### [TASK DESCRIPTION]
Please filter the data below down to the lines holding the string "gradio".

### [SUPPLIED DATA]
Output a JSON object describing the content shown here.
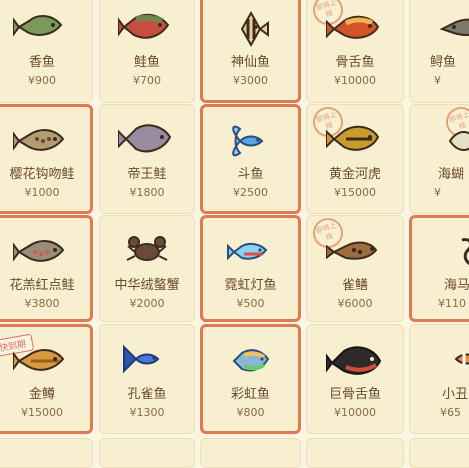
{
  "currency_symbol": "¥",
  "grid": {
    "cards": [
      {
        "name": "香鱼",
        "price": "¥900",
        "icon": "fish-icon"
      },
      {
        "name": "鲑鱼",
        "price": "¥700",
        "icon": "salmon-icon"
      },
      {
        "name": "神仙鱼",
        "price": "¥3000",
        "icon": "angelfish-icon",
        "highlight": true
      },
      {
        "name": "骨舌鱼",
        "price": "¥10000",
        "icon": "arowana-icon",
        "seal": "即将上线"
      },
      {
        "name": "鲟鱼",
        "price": "¥",
        "icon": "sturgeon-icon"
      },
      {
        "name": "樱花钩吻鲑",
        "price": "¥1000",
        "icon": "cherry-salmon-icon",
        "highlight": true
      },
      {
        "name": "帝王鲑",
        "price": "¥1800",
        "icon": "king-salmon-icon"
      },
      {
        "name": "斗鱼",
        "price": "¥2500",
        "icon": "betta-icon",
        "highlight": true
      },
      {
        "name": "黄金河虎",
        "price": "¥15000",
        "icon": "golden-trout-icon",
        "seal": "即将上线"
      },
      {
        "name": "海蝴",
        "price": "¥",
        "icon": "sea-butterfly-icon",
        "seal": "即将上线"
      },
      {
        "name": "花羔红点鲑",
        "price": "¥3800",
        "icon": "char-icon",
        "highlight": true
      },
      {
        "name": "中华绒螯蟹",
        "price": "¥2000",
        "icon": "crab-icon"
      },
      {
        "name": "霓虹灯鱼",
        "price": "¥500",
        "icon": "neon-tetra-icon",
        "highlight": true
      },
      {
        "name": "雀鳝",
        "price": "¥6000",
        "icon": "gar-icon",
        "seal": "即将上线"
      },
      {
        "name": "海马",
        "price": "¥110",
        "icon": "seahorse-icon",
        "highlight": true
      },
      {
        "name": "金鳟",
        "price": "¥15000",
        "icon": "golden-trout-icon",
        "highlight": true,
        "badge": "快到期"
      },
      {
        "name": "孔雀鱼",
        "price": "¥1300",
        "icon": "guppy-icon"
      },
      {
        "name": "彩虹鱼",
        "price": "¥800",
        "icon": "rainbowfish-icon",
        "highlight": true
      },
      {
        "name": "巨骨舌鱼",
        "price": "¥10000",
        "icon": "arapaima-icon"
      },
      {
        "name": "小丑",
        "price": "¥65",
        "icon": "clownfish-icon"
      }
    ]
  }
}
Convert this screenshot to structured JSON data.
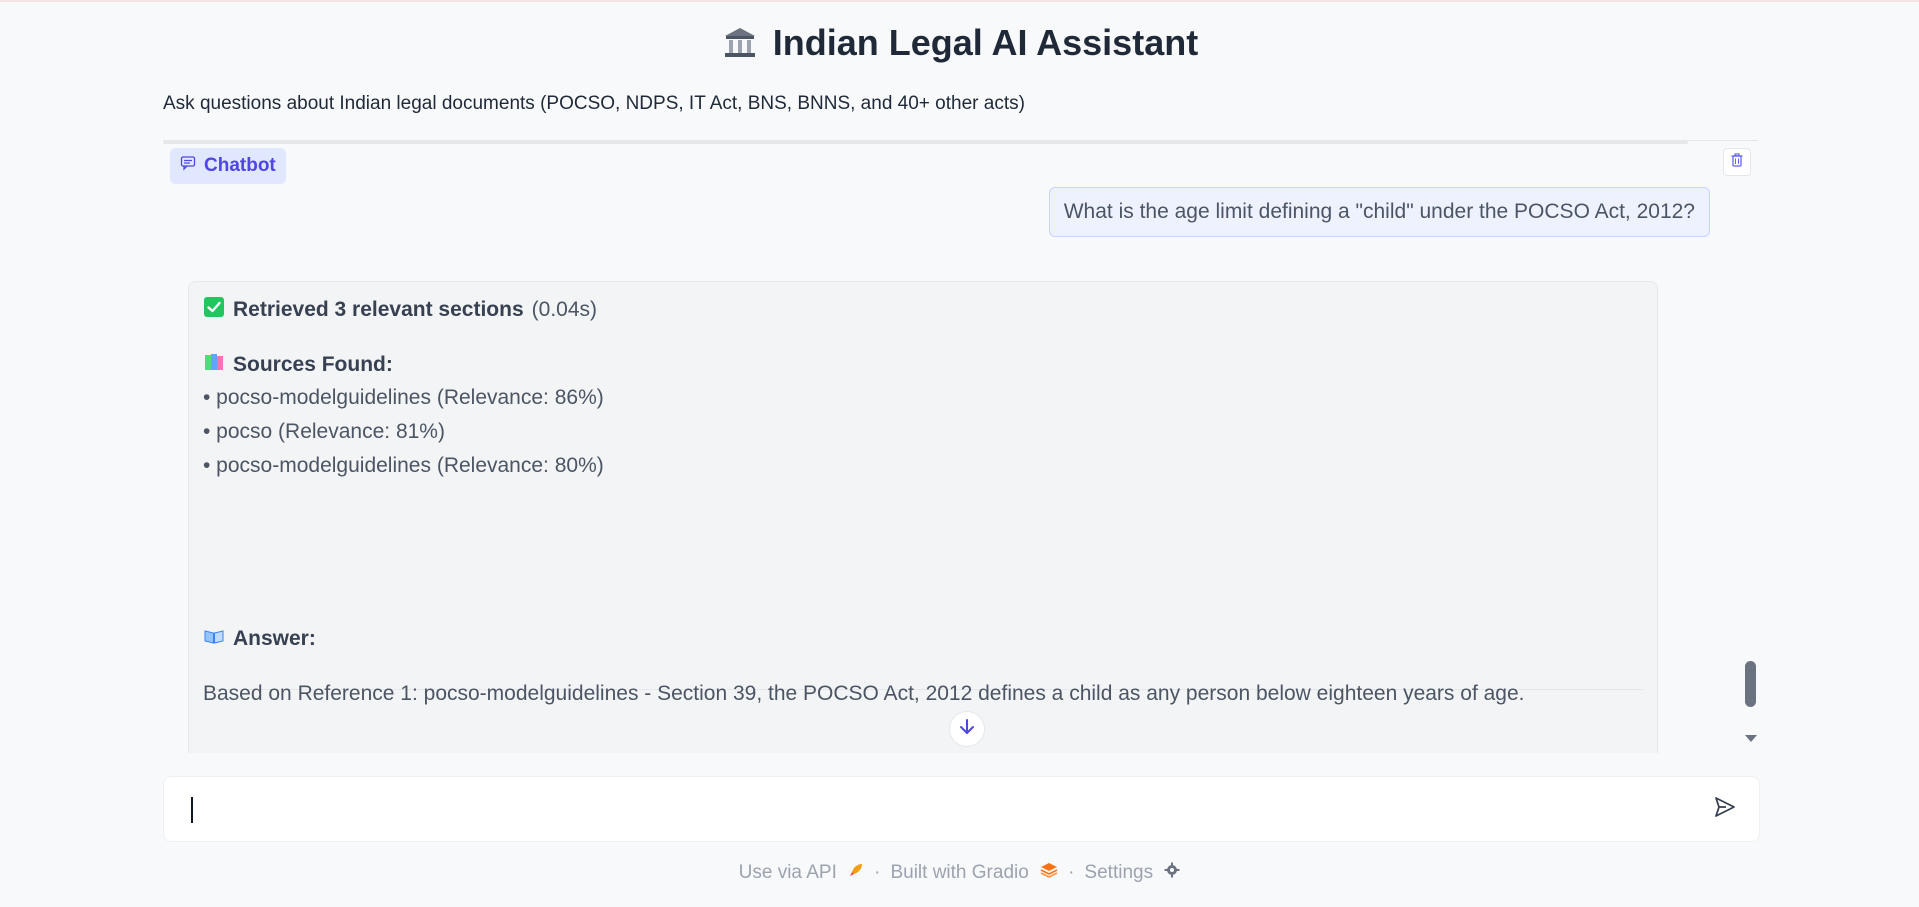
{
  "header": {
    "title": "Indian Legal AI Assistant",
    "subtitle": "Ask questions about Indian legal documents (POCSO, NDPS, IT Act, BNS, BNNS, and 40+ other acts)"
  },
  "chatbot": {
    "label": "Chatbot",
    "messages": {
      "user": "What is the age limit defining a \"child\" under the POCSO Act, 2012?",
      "bot": {
        "retrieved_bold": "Retrieved 3 relevant sections",
        "retrieved_time": "(0.04s)",
        "sources_heading": "Sources Found:",
        "sources": [
          "• pocso-modelguidelines (Relevance: 86%)",
          "• pocso (Relevance: 81%)",
          "• pocso-modelguidelines (Relevance: 80%)"
        ],
        "answer_heading": "Answer:",
        "answer_text": "Based on Reference 1: pocso-modelguidelines - Section 39, the POCSO Act, 2012 defines a child as any person below eighteen years of age."
      }
    }
  },
  "input": {
    "value": "",
    "placeholder": ""
  },
  "footer": {
    "api": "Use via API",
    "gradio": "Built with Gradio",
    "settings": "Settings",
    "separator": "·"
  },
  "colors": {
    "accent": "#4f46e5",
    "label_bg": "#e0e7ff",
    "user_bubble_bg": "#eef2ff",
    "bot_bubble_bg": "#f3f4f6",
    "check_green": "#22c55e"
  },
  "icons": [
    "building-icon",
    "chat-icon",
    "trash-icon",
    "check-icon",
    "books-icon",
    "open-book-icon",
    "arrow-down-icon",
    "send-icon",
    "rocket-icon",
    "gradio-logo-icon",
    "gear-icon"
  ]
}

### [ANSWER SPACE]
    "gradio": "Built with Gradio",
    "gradio-logo-icon",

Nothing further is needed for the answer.